## [SUPPLIED DATA]
● ● ● ● ●

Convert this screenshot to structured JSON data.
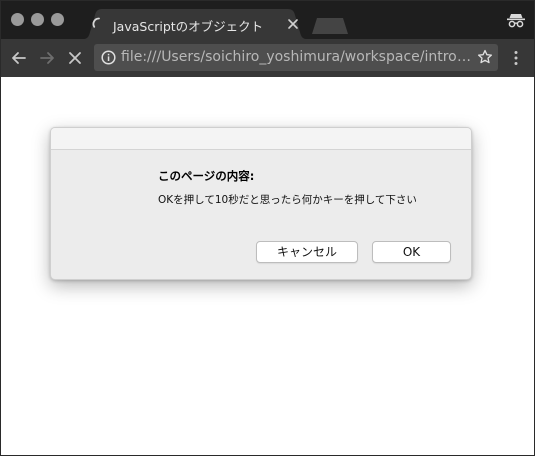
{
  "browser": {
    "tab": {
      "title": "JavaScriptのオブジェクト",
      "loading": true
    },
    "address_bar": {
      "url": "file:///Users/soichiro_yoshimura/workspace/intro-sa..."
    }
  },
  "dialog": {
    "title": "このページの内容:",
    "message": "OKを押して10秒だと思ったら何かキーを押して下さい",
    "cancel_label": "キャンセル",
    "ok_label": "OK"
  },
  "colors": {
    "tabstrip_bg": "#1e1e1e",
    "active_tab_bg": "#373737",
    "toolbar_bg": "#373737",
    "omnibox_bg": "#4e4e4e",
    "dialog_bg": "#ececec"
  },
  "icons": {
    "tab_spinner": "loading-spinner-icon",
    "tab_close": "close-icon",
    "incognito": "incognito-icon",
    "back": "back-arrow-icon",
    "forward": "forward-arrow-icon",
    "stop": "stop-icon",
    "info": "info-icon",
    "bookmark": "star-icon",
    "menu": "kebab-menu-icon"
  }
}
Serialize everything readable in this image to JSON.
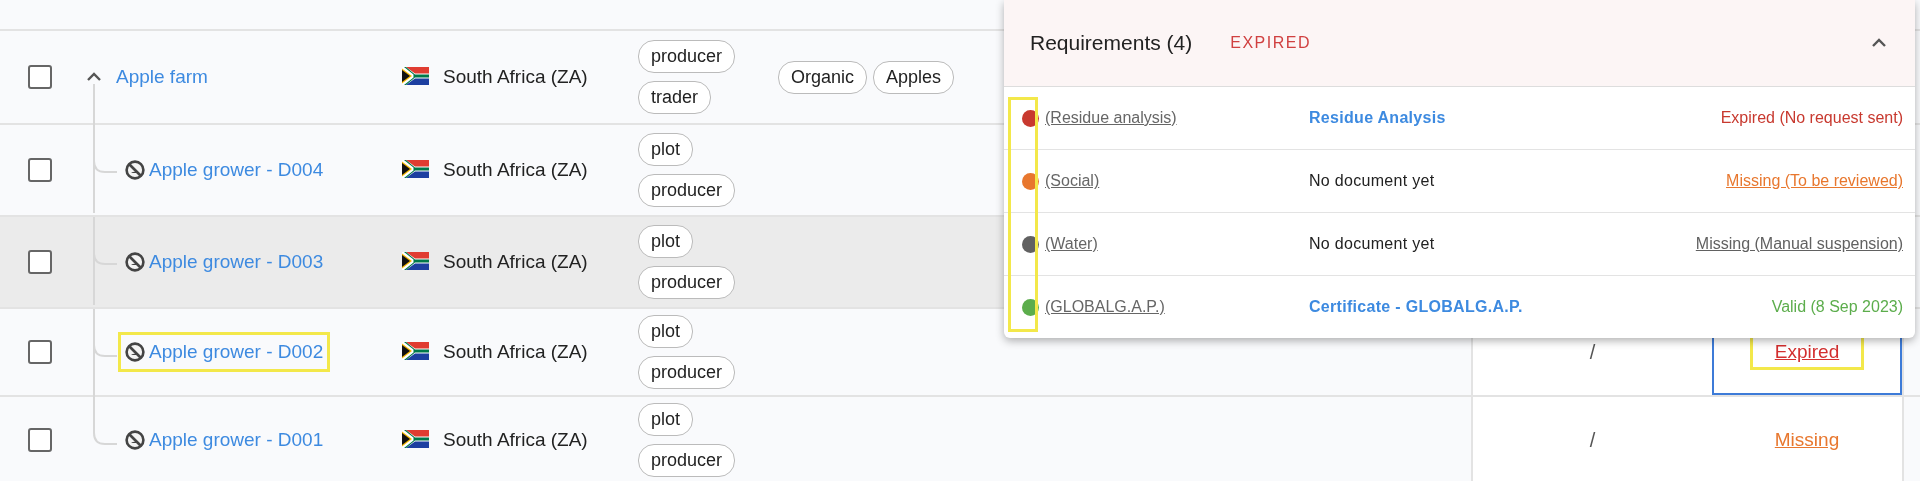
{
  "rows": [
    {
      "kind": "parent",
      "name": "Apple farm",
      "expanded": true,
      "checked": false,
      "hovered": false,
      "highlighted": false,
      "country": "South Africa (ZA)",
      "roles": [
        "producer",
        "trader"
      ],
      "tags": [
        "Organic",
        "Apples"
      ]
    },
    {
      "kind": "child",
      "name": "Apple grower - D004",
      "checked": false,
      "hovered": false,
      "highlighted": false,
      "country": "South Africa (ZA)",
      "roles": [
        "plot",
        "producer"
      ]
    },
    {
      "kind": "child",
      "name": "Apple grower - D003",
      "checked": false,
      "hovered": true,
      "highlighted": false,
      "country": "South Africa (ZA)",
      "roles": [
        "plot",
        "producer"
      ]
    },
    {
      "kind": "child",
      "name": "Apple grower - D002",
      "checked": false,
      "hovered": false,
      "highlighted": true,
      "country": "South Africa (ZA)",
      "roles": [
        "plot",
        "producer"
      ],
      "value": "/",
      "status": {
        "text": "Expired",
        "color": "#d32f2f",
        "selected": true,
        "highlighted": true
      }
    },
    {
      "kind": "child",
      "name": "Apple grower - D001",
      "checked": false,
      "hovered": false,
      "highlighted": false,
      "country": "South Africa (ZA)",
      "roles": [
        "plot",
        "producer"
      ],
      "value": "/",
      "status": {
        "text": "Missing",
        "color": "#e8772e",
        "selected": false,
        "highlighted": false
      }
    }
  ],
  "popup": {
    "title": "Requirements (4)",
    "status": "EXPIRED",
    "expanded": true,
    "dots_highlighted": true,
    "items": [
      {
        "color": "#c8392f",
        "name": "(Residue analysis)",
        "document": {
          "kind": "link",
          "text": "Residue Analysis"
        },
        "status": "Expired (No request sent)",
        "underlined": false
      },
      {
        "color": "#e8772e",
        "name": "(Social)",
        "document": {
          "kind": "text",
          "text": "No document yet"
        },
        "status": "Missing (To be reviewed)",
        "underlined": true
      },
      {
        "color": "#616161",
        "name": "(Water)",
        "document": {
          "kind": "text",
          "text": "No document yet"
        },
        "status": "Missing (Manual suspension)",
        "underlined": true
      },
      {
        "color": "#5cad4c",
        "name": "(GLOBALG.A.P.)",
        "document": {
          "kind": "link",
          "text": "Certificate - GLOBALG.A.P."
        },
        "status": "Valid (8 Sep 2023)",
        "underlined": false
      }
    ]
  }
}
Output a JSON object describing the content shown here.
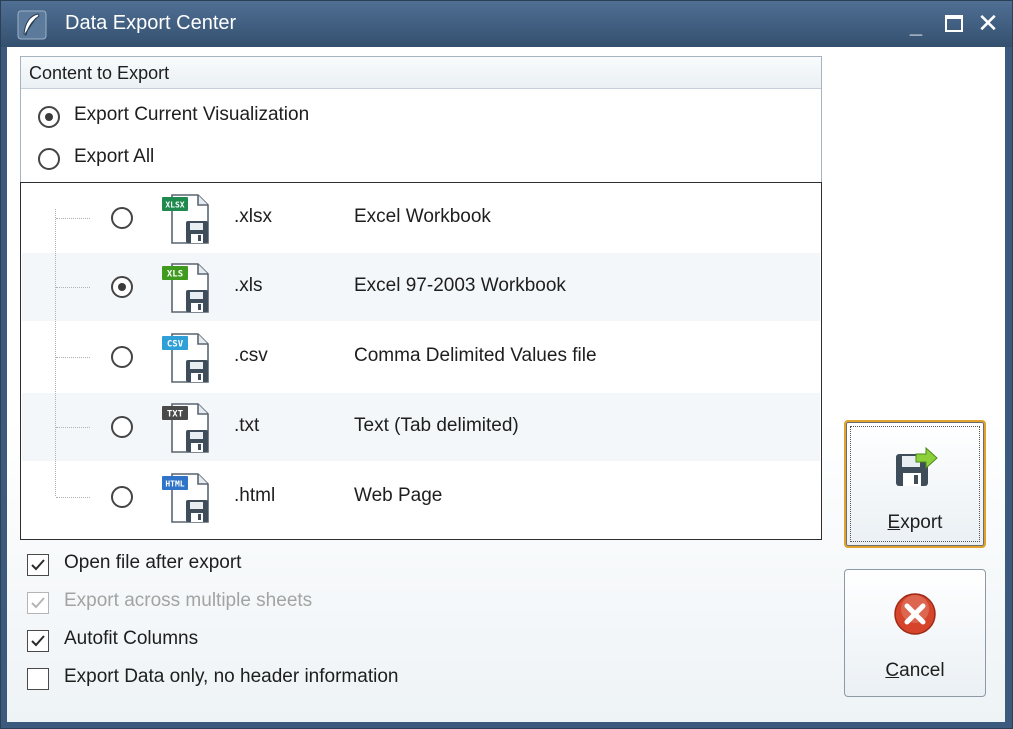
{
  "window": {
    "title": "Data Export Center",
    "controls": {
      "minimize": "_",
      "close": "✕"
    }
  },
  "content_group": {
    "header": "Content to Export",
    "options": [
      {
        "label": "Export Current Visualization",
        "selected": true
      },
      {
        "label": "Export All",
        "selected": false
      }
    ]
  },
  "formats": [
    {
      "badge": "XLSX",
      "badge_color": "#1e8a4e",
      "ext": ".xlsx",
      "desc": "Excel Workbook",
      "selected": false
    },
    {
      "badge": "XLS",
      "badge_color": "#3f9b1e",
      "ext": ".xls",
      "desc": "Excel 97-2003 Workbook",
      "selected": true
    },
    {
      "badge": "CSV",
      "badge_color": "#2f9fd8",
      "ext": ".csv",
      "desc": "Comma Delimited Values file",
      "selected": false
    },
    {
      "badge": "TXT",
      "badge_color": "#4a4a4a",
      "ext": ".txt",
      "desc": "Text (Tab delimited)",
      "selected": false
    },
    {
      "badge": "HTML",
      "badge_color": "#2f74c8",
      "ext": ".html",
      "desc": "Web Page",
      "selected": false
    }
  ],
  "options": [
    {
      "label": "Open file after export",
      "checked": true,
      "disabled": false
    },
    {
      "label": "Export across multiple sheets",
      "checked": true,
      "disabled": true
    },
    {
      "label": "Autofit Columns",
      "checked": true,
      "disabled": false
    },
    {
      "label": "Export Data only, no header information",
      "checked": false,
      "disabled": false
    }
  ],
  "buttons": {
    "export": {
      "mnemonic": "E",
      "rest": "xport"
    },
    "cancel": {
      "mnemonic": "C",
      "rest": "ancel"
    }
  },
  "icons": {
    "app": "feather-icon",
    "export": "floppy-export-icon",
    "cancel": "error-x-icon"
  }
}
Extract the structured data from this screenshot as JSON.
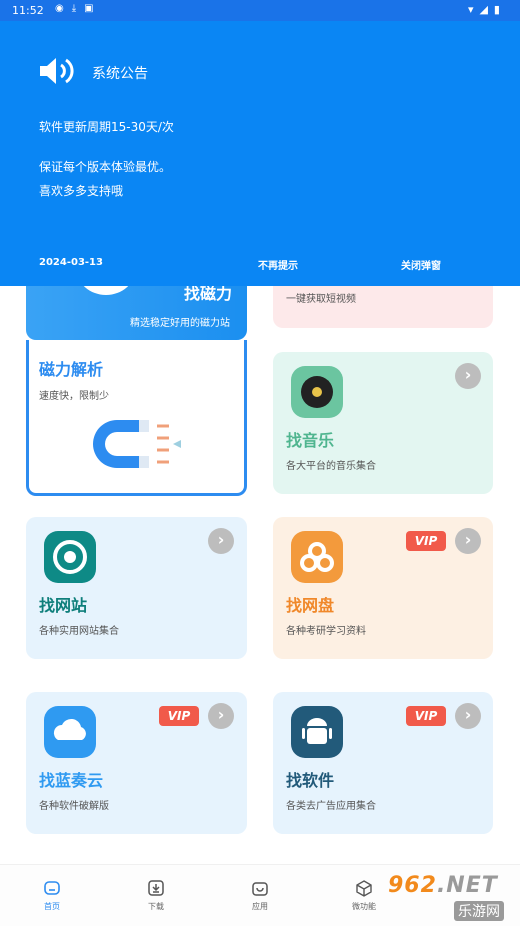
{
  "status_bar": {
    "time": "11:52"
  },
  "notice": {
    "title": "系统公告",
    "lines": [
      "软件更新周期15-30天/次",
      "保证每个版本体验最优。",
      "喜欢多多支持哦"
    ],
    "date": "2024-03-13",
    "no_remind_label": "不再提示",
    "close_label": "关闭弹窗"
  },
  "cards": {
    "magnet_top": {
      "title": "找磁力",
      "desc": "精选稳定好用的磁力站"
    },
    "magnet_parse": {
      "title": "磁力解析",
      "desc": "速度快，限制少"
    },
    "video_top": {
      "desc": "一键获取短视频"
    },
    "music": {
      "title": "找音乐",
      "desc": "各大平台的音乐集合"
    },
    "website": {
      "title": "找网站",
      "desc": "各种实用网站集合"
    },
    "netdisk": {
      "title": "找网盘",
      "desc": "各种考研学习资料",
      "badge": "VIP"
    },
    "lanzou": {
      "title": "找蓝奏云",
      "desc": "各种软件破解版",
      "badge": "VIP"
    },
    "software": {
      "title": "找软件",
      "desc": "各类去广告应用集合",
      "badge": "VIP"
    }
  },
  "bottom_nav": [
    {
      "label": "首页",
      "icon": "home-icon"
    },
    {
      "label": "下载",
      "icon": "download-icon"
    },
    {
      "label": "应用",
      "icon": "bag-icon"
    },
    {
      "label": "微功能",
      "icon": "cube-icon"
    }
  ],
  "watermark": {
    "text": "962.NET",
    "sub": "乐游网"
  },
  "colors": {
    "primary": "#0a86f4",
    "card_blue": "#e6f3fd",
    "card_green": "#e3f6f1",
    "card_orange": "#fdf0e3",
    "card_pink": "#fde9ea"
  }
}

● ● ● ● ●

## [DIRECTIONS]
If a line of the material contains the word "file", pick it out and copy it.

## [RESULT OF THIS EXERCISE]
      "url": "file:///Users/soichiro_yoshimura/workspace/intro-sa..."
      "desc": "Comma Delimited Values file",
      "label": "Open file after export",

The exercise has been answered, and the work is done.